Family Offices Aren’t Investing Like They Used To

Estimated reading time: 2 minute(s)

By Carter Williams, Managing Director of iSelect Fund

The family office is changing. Rather than turn assets over to managers, today’s family offices increasingly prefer to invest directly, buying stakes in individual companies or acquiring them outright.

In fact, research conducted by Chicago-based investment firm McNally Capital found that 77% of family offices polled in 2014 said they preferred direct deals over private equity funds, up from 59% in 2010. McNally also found that 84% of family offices polled plan to make a direct investment in a private company in the next two years.

Reasons for this are complex and varied, but often boil down to some combination of control, diversification, and cost savings. That is, families want to choose what they invest in, they want exposure to a wider array of industries and deals than one fund manager can offer, and they want to pay less in fees.

But it’s not only family offices getting involved. Many financial advisors note a growing number of their accredited clients wanting to invest directly. The reasons are often the same as with families—control, diversification and cost savings—but the implications for advisors and their clients can be far-reaching. Because most direct investing occurs outside of the assets managed by advisors, advisors often refrain from offering advice or passing judgement on any given deal of this type. Instead, most discussions with clients revolve around risk management; specifically how an investment affects a client’s professional liability, reputational or financial risk.

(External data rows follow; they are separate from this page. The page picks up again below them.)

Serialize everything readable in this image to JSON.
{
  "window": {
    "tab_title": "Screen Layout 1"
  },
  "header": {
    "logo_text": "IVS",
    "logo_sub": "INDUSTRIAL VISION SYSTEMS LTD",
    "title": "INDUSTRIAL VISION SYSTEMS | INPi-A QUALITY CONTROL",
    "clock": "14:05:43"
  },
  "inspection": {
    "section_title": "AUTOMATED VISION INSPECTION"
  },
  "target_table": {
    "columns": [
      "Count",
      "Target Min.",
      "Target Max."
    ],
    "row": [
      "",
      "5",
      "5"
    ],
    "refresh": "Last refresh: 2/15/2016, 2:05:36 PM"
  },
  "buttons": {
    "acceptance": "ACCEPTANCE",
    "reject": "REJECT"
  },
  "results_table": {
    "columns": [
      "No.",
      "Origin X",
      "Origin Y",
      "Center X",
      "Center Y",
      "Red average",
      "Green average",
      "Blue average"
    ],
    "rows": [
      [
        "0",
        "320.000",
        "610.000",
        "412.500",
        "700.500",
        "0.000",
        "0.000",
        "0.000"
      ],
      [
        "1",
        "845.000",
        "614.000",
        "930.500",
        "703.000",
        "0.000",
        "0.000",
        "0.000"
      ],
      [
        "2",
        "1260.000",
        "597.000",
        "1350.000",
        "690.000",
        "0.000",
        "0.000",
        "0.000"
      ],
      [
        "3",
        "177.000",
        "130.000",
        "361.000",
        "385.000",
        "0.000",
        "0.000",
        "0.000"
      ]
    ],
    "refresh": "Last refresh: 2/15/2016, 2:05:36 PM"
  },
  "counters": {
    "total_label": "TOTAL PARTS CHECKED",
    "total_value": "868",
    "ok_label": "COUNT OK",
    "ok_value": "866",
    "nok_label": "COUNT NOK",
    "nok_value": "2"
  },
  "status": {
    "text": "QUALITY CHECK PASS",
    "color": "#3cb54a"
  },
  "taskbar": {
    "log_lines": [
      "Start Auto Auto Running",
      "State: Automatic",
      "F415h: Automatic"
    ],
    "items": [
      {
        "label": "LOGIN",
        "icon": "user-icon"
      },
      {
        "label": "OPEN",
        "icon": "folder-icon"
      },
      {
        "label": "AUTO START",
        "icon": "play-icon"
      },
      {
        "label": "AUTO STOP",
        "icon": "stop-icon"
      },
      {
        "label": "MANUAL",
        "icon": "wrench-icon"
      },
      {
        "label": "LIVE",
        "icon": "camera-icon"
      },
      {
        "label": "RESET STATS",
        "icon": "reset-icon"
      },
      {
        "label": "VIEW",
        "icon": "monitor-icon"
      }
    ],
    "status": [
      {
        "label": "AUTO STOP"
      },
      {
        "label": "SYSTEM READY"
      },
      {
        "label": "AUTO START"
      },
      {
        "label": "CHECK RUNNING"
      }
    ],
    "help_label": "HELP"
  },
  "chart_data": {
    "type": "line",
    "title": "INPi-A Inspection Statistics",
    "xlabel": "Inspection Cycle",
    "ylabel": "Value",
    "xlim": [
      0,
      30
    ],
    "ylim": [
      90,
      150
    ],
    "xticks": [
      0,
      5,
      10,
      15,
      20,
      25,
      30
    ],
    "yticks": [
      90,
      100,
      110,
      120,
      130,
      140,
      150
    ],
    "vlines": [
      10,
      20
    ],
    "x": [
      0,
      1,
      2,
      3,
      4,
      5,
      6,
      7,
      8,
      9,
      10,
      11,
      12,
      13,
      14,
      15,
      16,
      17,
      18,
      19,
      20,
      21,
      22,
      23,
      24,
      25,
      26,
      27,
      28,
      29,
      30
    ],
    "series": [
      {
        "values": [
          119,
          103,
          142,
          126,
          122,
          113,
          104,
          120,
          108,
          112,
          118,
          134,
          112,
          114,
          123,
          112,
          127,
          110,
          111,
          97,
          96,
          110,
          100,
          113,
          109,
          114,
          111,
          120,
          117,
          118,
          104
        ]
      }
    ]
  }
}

This reality leaves a gap for investors. Most lack the time and expertise to fully vet incoming direct investment opportunities, have lingering concerns about the quality of their deal flow, and have advisors unable to help them sort the good from the bad.

This inbound trend is what precipitated the creation of iSelect, and it’s something we’re seeing more often.

A growing opportunity
iSelect works with family offices, trusts, financial advisors and wealth managers to help accredited investors allocate capital to early stage ventures. iSelect’s institutional-grade due diligence regime allows advisors to manage their clients’ direct investing activities.

Historically, venture returns outperform more traditional assets, yielding 21.3% net IRR over the 30-year period ending December 31, 2014. By diversifying across 20 or more startups, conducting more than 120 hours of due diligence on each investment, and actively monitoring each startup after investing, investors canimprove the likelihood of significant return while decreasing portfolio risk.

Although enticed by the performance of venture as an asset class, investors remain concerned over control, diversification, and fee dynamics. Responding to these concerns, iSelect created a product that allows accredited investors – in concert with their financial advisor – to select individual investments and co-invest with an array of leading venture capitalists, all under a success-based model based on an evergreen fund structure and lower management and success fees than typical.

For investors, this represents an opportunity to bring choice and diversification into their direct investing. For advisers, it’s a way to better serve clients.

For more further reading on this trend, see:

This post was published in partnership with iSelect Fund.